• [WHAT YOU WILL DO]: From the records below, return every line containing the word "Offset".

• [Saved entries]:
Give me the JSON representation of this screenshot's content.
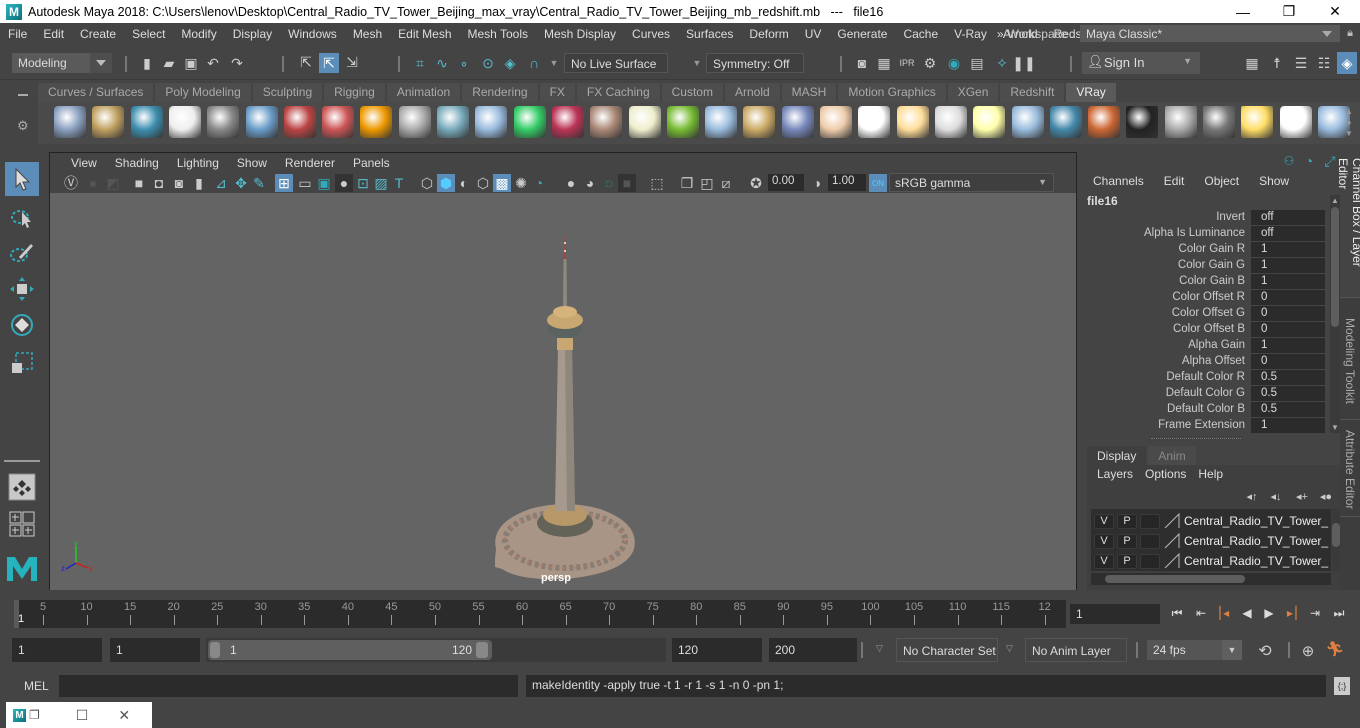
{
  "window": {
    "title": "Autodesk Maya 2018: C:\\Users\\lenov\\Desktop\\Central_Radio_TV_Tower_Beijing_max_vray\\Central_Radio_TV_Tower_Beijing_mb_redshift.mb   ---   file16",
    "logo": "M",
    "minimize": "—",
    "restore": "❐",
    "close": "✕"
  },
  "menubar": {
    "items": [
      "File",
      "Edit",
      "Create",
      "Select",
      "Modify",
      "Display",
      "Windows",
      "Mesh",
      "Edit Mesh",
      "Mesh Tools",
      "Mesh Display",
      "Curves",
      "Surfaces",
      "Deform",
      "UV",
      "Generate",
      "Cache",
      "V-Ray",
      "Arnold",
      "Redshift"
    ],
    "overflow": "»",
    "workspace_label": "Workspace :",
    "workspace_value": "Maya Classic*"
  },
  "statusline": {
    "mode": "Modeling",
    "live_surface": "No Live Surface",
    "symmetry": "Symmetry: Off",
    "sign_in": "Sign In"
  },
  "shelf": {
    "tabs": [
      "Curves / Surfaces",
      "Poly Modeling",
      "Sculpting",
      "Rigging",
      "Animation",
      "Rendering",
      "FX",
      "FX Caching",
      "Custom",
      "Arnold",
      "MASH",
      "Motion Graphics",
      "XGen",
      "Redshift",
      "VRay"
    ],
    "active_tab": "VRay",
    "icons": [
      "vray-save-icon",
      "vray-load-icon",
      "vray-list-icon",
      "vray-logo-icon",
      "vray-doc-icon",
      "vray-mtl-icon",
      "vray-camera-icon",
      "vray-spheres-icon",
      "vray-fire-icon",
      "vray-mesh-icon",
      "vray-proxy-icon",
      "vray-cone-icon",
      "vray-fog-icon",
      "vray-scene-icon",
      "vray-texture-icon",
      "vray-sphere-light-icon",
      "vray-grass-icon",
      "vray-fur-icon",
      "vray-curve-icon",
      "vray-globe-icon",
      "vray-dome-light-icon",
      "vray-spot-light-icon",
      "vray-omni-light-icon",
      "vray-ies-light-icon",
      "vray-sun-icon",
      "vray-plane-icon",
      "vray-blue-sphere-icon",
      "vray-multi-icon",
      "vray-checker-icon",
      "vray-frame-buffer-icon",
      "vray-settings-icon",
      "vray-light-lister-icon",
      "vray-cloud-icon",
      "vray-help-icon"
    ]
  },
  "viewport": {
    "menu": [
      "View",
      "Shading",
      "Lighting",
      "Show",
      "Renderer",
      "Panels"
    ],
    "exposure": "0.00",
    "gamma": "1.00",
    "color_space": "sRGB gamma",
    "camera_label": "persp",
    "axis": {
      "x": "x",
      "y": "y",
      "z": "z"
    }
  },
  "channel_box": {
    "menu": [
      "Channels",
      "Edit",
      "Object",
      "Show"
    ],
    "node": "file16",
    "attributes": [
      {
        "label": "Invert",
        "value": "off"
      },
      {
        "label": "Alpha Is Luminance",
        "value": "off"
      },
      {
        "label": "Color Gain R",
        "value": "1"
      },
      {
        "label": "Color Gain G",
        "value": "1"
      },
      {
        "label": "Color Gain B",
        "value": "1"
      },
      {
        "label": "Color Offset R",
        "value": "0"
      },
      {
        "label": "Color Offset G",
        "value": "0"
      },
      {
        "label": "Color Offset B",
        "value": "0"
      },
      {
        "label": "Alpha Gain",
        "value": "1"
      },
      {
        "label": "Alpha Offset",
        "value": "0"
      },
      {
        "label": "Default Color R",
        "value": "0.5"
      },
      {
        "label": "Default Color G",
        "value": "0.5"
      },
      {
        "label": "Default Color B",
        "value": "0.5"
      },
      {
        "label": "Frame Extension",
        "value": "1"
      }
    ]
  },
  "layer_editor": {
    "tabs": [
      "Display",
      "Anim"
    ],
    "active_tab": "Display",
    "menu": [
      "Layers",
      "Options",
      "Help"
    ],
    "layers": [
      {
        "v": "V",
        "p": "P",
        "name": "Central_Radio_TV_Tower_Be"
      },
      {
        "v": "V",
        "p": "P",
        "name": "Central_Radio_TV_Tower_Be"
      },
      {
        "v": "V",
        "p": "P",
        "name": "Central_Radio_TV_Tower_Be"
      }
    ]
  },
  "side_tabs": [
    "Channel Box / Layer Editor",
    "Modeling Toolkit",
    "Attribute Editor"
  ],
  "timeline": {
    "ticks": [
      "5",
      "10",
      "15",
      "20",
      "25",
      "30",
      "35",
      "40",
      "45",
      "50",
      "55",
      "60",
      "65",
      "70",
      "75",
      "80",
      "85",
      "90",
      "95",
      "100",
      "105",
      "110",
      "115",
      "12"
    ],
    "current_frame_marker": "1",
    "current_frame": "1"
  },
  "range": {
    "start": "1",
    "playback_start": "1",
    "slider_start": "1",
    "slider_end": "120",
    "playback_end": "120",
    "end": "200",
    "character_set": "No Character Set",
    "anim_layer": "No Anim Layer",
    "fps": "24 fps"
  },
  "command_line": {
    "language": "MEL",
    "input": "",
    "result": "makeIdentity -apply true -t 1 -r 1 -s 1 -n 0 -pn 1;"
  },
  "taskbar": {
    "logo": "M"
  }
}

• [YOUR SOLUTION]:
        "label": "Color Offset R",
        "label": "Color Offset G",
        "label": "Color Offset B",
        "label": "Alpha Offset",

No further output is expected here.